Many artists and critics testified, below is what Roberta Smith had to say:
“My name is Roberta Smith. I am an art critic. I have written for Art in America, Artforum, and the Village Voice. I speak here today as a citizen of New York City, a member of the art world, and also as a resident of downtown Manhattan who lives and works within five minutes of Richard Serra’s Tilted Arc.
The Tilted Arc is a work of art I want to defend in terms of civic pride, aesthetic quality and local illumination. New York is a town in which many good and often great building have been torn down to be replaced by ugly ones.
This is a confrontational, aggressive piece in a confrontational, aggressive town, in a part of the city where confrontations in court are particularly the order of the day. Serra wanted a piece you could not ignore but that you had to look at and think about every time you came near it. It is not wide entertainment and it is not an escape from reality, but it does ask you to examine its own reality, its scale, its material, its tilted sweep, and so the other things around it; and it is, as Serra has said, open to a multitude of readings.
It is not an easy work. It is disconcerting, but it takes years of schooling before you can read the classics of literature, and many of them are extremely disconcerting too.
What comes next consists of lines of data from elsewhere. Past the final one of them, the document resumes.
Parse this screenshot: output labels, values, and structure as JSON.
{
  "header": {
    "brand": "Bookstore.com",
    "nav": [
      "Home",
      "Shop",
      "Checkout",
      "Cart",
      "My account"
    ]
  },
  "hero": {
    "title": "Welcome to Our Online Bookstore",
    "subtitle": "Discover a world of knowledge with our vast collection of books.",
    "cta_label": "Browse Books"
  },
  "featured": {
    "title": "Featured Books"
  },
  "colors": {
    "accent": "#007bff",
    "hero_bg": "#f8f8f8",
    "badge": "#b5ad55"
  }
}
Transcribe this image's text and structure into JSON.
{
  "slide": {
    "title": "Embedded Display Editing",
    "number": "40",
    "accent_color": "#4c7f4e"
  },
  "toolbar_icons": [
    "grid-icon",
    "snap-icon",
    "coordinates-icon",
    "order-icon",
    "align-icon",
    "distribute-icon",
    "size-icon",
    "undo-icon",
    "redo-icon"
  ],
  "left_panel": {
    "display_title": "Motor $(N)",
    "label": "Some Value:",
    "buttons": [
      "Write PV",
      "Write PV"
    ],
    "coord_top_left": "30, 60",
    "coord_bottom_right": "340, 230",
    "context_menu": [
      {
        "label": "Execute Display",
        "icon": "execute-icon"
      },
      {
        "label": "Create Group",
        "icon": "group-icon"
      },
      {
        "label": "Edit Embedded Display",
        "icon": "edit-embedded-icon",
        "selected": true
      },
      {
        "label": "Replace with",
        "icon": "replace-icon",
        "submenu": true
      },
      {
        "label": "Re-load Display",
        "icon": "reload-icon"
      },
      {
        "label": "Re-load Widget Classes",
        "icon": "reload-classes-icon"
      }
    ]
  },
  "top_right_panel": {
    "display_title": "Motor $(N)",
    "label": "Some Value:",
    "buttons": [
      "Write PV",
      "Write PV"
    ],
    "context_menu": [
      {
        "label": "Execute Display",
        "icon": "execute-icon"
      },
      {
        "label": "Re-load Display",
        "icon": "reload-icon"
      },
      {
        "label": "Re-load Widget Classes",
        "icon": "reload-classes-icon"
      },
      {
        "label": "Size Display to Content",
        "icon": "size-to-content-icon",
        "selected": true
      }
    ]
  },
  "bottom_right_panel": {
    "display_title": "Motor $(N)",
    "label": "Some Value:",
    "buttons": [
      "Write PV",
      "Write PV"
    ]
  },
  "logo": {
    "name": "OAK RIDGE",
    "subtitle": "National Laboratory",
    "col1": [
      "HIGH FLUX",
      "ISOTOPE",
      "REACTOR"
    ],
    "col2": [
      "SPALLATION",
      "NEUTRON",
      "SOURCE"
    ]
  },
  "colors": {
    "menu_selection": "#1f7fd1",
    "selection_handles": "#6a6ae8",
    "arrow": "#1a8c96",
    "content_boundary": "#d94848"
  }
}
I ask you gentlemen – and it should be pointed out that these are all gentlemen on this panel, there are no women represented here – to look and think and work again, and to think not only about the plight of this piece, but also about the plight of culture in this country.”